China is moving forward with its plan to build a vertical monopoly covering every stage of the Asia-to-U.S. export business.
As WND has reported, a Chinese state-run conglomerate, Cosco Shipping Holdings Company, is on track to buy out a competitor, Orient Overseas International. The $6.3 billion deal would make Cosco the world’s largest carrier of goods imported into the U.S.
It would also give it control of the Long Beach California port terminal, one of the most modern facilities in the country, capable of handling the largest container ships. Nearly half of the port’s traffic comes from China.
That deal has hit a bump as Washington becomes more wary of threats to national security from China’s supposedly “commercial” investments.
The truth is, China’s state-owned companies are not strictly “commercial,” and their decision-making is not profit-driven.
“They are not doing it for the capitalistic reason of making a profit. The Chinese government will be involved, and they are doing it for geopolitical reasons,” says Robert Grantham, a former manager for Cosco.
China’s Communist bosses masquerade as capitalists. But they are more like pickpockets, with a knack for private enterprise and no respect for private property, as seen by their theft of trade secrets.
And they use a number of other subterfuges to get what they want.
Beijing has taken on the role of venture capitalist, purchasing stakes in Silicon Valley start-ups to gain access to the technology it covets in order to leap-frog past the U.S.
A bipartisan group of lawmakers is sounding the alarm on Huawei Technologies, one of China’s national champion telecommunications companies, which “has formed a series of research partnerships with over 50 universities in the United States that threaten national security.”
Huawei’s “funding opportunities” for universities buys the Chinese Communist Party a first look at advanced technology spawned by universities funded with American taxpayer dollars.

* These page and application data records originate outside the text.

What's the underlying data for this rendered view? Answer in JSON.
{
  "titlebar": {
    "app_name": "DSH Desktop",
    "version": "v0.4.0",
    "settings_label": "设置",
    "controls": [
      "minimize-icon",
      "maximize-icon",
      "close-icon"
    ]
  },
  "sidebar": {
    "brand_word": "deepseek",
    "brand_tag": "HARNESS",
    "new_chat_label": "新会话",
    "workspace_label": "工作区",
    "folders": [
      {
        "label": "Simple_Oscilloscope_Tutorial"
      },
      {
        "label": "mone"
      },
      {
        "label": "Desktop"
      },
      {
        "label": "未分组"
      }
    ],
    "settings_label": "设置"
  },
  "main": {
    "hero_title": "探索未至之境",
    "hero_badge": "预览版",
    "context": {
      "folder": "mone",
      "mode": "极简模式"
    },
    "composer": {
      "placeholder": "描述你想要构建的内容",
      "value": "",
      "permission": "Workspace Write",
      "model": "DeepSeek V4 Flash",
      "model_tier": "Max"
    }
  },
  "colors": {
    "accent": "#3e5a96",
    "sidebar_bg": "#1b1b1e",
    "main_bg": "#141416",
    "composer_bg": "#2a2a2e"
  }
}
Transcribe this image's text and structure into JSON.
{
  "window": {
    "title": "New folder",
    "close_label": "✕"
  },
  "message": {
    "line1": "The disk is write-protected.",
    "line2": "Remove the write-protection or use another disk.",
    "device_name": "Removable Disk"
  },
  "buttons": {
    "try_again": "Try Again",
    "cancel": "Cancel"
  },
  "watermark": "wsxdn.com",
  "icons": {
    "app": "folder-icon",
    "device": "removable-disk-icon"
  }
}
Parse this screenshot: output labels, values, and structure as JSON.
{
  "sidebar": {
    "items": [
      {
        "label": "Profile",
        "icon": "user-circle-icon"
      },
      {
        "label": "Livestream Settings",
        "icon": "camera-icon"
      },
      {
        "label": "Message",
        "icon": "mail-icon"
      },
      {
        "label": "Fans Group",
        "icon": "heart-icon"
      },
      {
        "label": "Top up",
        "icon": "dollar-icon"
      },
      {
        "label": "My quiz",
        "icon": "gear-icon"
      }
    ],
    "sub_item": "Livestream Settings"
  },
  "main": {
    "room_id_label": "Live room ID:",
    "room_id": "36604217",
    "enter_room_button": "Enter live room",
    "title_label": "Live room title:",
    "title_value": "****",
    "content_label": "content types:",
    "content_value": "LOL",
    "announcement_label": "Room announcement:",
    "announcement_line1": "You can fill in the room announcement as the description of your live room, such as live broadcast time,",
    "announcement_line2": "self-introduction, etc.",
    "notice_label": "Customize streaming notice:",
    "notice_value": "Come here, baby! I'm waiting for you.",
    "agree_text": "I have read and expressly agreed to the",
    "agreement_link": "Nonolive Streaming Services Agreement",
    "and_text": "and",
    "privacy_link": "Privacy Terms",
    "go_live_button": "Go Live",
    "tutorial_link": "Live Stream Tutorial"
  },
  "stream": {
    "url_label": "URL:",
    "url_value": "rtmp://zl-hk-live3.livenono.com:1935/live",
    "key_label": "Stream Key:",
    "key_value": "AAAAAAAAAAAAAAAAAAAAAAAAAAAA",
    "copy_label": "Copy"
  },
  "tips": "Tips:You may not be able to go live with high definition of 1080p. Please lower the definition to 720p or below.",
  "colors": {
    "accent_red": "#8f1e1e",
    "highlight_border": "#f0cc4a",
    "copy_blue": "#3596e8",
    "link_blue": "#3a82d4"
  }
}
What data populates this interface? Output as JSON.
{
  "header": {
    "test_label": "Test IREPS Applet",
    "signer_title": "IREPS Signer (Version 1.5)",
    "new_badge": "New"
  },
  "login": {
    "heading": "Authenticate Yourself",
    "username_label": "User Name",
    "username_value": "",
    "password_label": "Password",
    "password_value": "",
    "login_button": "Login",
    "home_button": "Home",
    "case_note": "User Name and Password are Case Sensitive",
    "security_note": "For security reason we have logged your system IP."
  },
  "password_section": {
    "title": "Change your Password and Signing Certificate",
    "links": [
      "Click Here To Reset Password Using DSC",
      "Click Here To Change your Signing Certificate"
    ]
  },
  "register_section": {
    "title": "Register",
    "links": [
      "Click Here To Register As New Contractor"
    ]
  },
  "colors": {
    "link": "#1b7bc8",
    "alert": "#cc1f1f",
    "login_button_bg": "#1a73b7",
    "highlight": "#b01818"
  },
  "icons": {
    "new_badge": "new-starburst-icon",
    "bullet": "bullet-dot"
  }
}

The Trump administration’s National Security Strategy has made stopping China’s appropriation of U.S. private-sector technology and technical knowledge a priority.
The shipping merger, of which China’s takeover of the Long Beach port is a part, is scheduled to be completed this month.
But it must first be approved by the Committee on Foreign Investment in the U.S., CFIUS, the multi-agency federal panel that reviews national security threats posed by foreign purchases of American assets.
The Wall Street Journal reports Beijing is desperate to get approval for the merger by the end of the month. “Cosco executives met with CFIUS officials last week in Washington and proposed to place the Long Beach terminal in a third-party trust under U.S. management for up to a year, until it is sold,” a source directly involved in the deal told the Journal.
A “third-party trust under U.S. management for up to a year”?
That’s a loophole big enough to berth a container ship loaded with cheap Chinese knockoffs.
And it’s an arrangement the Chinese would never allow if the shoe were on the other foot.
Beijing’s rulers force American companies into shotgun marriages with Chinese partners before they can do business in that country.
China’s state-owned enterprises respond regularly to government diktats from Beijing, so Cosco can’t cry about the U.S. government pushing it into a forced sale.
They have 10 days to find an American buyer.
The bidding starts now at $1.98.